*** Opening EXERCISE INPUT ***

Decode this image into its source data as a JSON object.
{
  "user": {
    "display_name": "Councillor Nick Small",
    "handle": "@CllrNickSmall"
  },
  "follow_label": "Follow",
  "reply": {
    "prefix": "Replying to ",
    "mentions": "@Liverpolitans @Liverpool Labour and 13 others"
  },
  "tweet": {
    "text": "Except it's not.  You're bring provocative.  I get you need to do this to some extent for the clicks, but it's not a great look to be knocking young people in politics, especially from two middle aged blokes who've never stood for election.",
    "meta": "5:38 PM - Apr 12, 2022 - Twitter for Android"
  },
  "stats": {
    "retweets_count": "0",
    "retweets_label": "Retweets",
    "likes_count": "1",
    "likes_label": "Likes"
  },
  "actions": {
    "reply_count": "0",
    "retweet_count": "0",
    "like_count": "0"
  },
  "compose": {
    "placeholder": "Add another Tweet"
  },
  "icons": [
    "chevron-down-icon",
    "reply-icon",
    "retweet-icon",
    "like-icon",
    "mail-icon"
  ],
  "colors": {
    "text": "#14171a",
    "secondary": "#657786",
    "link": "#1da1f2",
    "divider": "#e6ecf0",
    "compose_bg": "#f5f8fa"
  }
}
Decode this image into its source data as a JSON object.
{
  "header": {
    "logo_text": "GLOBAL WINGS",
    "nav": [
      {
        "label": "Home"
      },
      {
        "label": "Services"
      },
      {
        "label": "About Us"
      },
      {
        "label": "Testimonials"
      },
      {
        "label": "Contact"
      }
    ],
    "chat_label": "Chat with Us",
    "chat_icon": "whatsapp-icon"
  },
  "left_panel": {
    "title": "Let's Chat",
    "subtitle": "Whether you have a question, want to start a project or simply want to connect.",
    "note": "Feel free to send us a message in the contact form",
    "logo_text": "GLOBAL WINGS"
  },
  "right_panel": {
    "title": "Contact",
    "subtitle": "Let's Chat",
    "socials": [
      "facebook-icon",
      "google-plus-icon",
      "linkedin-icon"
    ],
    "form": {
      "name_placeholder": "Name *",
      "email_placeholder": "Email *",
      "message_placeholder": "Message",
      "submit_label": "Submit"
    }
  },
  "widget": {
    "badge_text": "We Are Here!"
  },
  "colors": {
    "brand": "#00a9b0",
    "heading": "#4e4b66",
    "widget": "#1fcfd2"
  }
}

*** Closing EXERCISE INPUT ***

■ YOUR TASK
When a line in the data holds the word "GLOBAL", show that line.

■ EXERCISE RESULT
    "logo_text": "GLOBAL WINGS",
    "logo_text": "GLOBAL WINGS"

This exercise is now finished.